A: Definitely on the Osa Peninsula, there has been more development. As United States expats and others are retiring, some Costa Rican cities are becoming a little more Americanized, if you will. In one of the cities, Quepos, they developed a marina that is definitely tailored more on the luxury side of things, which is interesting in a third-world country. But in the national parks, with Poas volcano, for example, they have really been investing in the structure for the increase in tourism.

Q: If students could take only one thing away from the trip, what would you want that to be?

A: You don't need material things to be happy. It's a relatively poor country, and people have very simple ways of life. The people are still so amazing and so happy. It’s a humbling experience.

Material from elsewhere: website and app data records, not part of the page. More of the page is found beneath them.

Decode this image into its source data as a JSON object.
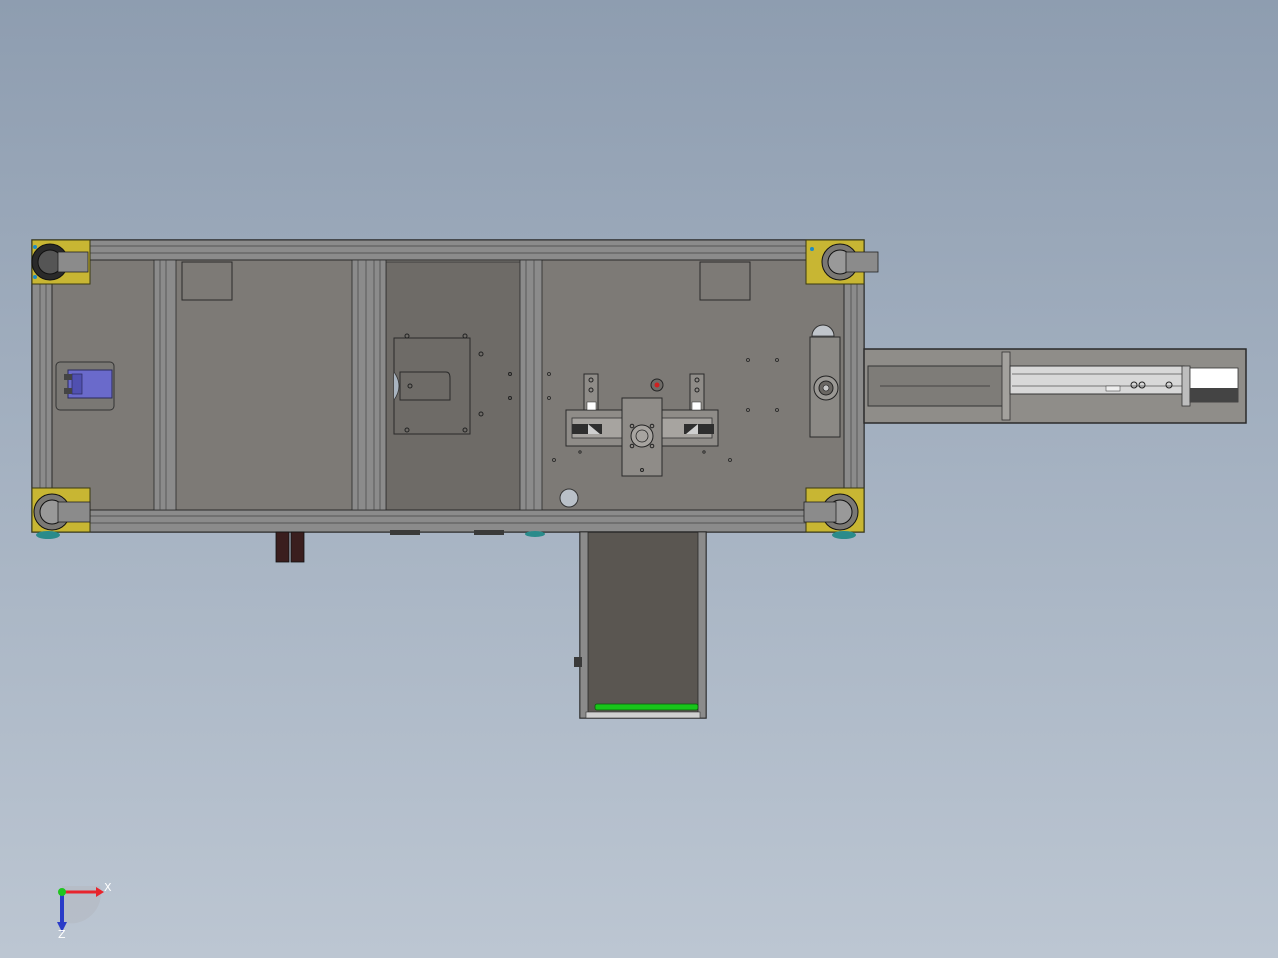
{
  "viewport": {
    "background_top": "#8e9db0",
    "background_bottom": "#bcc6d2",
    "model": {
      "frame_color": "#6f6f6f",
      "plate_color": "#7d7a76",
      "drawer_color": "#5a5651",
      "corner_bracket_color": "#c8b633",
      "cylinder_color": "#6a6acb",
      "indicator_color": "#18c51a"
    },
    "triad": {
      "x_label": "X",
      "z_label": "Z",
      "x_color": "#e8242c",
      "y_color": "#1fc51f",
      "z_color": "#2a3cc8"
    }
  }
}
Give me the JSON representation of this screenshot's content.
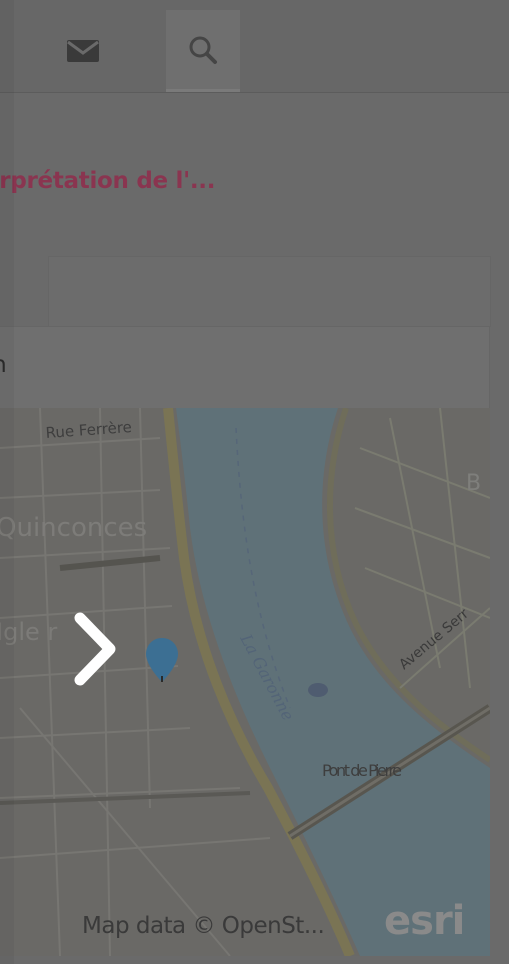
{
  "nav": {
    "mail_icon": "mail-icon",
    "search_icon": "search-icon"
  },
  "page": {
    "title": "erprétation de l'..."
  },
  "form": {
    "field_text": "on"
  },
  "map": {
    "labels": {
      "street": "Rue Ferrère",
      "square": "Quinconces",
      "place_left": "Igle r",
      "river": "La Garonne",
      "road_right": "Avenue Serr",
      "bridge": "Pont de Pierre",
      "edge_letter": "B"
    },
    "attribution": "Map data © OpenSt...",
    "logo": "esri"
  },
  "colors": {
    "title": "#8a3550",
    "river": "#5f7178",
    "marker": "#3c6f93"
  }
}
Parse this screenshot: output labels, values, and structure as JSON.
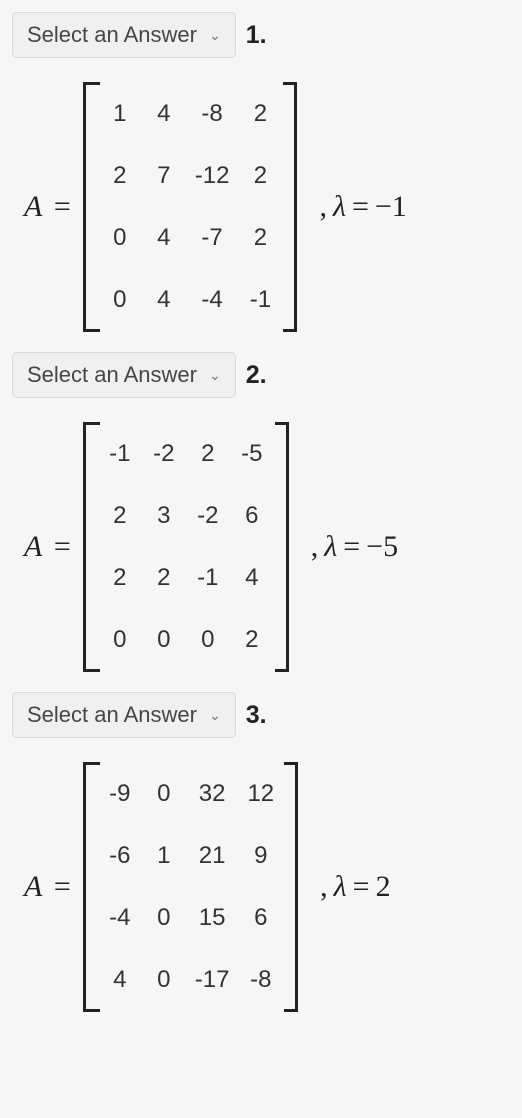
{
  "select_placeholder": "Select an Answer",
  "items": [
    {
      "qnum": "1.",
      "lhs": "A",
      "matrix": [
        [
          "1",
          "4",
          "-8",
          "2"
        ],
        [
          "2",
          "7",
          "-12",
          "2"
        ],
        [
          "0",
          "4",
          "-7",
          "2"
        ],
        [
          "0",
          "4",
          "-4",
          "-1"
        ]
      ],
      "lambda_label": "λ",
      "lambda_value": "−1"
    },
    {
      "qnum": "2.",
      "lhs": "A",
      "matrix": [
        [
          "-1",
          "-2",
          "2",
          "-5"
        ],
        [
          "2",
          "3",
          "-2",
          "6"
        ],
        [
          "2",
          "2",
          "-1",
          "4"
        ],
        [
          "0",
          "0",
          "0",
          "2"
        ]
      ],
      "lambda_label": "λ",
      "lambda_value": "−5"
    },
    {
      "qnum": "3.",
      "lhs": "A",
      "matrix": [
        [
          "-9",
          "0",
          "32",
          "12"
        ],
        [
          "-6",
          "1",
          "21",
          "9"
        ],
        [
          "-4",
          "0",
          "15",
          "6"
        ],
        [
          "4",
          "0",
          "-17",
          "-8"
        ]
      ],
      "lambda_label": "λ",
      "lambda_value": "2"
    }
  ]
}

Q: If you were going to give a book as a gift to an outdoor recreation student or professional, what would it be?

A: I love Jack Ewing’s book Monkeys are Made of Chocolate. It's the story of Jack’s time being a farm hand in Costa Rica and then turning the farmland back over to the rainforest. It has themes of living in harmony with the natural world and the Earth. The Earth is powerful, and it can right itself even though we try to change it.